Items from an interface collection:

»»

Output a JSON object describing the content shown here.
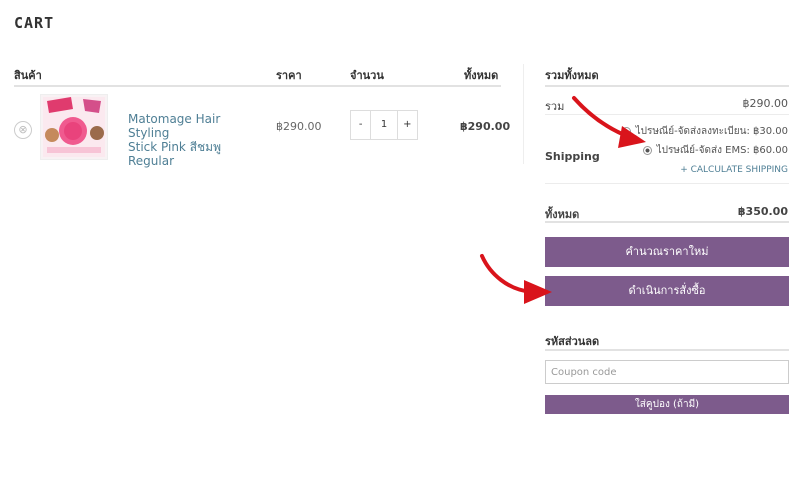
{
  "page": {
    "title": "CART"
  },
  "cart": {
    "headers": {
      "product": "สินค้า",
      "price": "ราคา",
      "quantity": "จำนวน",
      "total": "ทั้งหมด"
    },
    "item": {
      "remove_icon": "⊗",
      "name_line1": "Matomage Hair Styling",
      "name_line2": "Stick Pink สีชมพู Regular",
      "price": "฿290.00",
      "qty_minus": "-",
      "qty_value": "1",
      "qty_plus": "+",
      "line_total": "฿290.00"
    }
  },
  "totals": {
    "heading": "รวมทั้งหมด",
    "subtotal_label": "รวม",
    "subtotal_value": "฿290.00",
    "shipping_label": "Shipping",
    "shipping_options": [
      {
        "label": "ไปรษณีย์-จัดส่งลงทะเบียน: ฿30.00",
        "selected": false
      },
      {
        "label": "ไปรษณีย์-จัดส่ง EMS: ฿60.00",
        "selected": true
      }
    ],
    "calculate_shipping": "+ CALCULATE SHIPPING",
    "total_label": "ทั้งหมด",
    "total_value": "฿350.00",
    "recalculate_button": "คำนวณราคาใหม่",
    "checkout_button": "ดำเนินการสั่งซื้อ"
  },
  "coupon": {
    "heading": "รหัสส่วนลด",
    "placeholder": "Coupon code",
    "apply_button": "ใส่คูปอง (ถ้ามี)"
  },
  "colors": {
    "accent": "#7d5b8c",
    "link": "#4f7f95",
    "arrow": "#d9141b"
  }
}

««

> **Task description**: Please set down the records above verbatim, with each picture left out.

> **Completed exercise**:
Output a JSON object describing the content shown here.
{
  "page": {
    "title": "CART"
  },
  "cart": {
    "headers": {
      "product": "สินค้า",
      "price": "ราคา",
      "quantity": "จำนวน",
      "total": "ทั้งหมด"
    },
    "item": {
      "remove_icon": "⊗",
      "name_line1": "Matomage Hair Styling",
      "name_line2": "Stick Pink สีชมพู Regular",
      "price": "฿290.00",
      "qty_minus": "-",
      "qty_value": "1",
      "qty_plus": "+",
      "line_total": "฿290.00"
    }
  },
  "totals": {
    "heading": "รวมทั้งหมด",
    "subtotal_label": "รวม",
    "subtotal_value": "฿290.00",
    "shipping_label": "Shipping",
    "shipping_options": [
      {
        "label": "ไปรษณีย์-จัดส่งลงทะเบียน: ฿30.00",
        "selected": false
      },
      {
        "label": "ไปรษณีย์-จัดส่ง EMS: ฿60.00",
        "selected": true
      }
    ],
    "calculate_shipping": "+ CALCULATE SHIPPING",
    "total_label": "ทั้งหมด",
    "total_value": "฿350.00",
    "recalculate_button": "คำนวณราคาใหม่",
    "checkout_button": "ดำเนินการสั่งซื้อ"
  },
  "coupon": {
    "heading": "รหัสส่วนลด",
    "placeholder": "Coupon code",
    "apply_button": "ใส่คูปอง (ถ้ามี)"
  },
  "colors": {
    "accent": "#7d5b8c",
    "link": "#4f7f95",
    "arrow": "#d9141b"
  }
}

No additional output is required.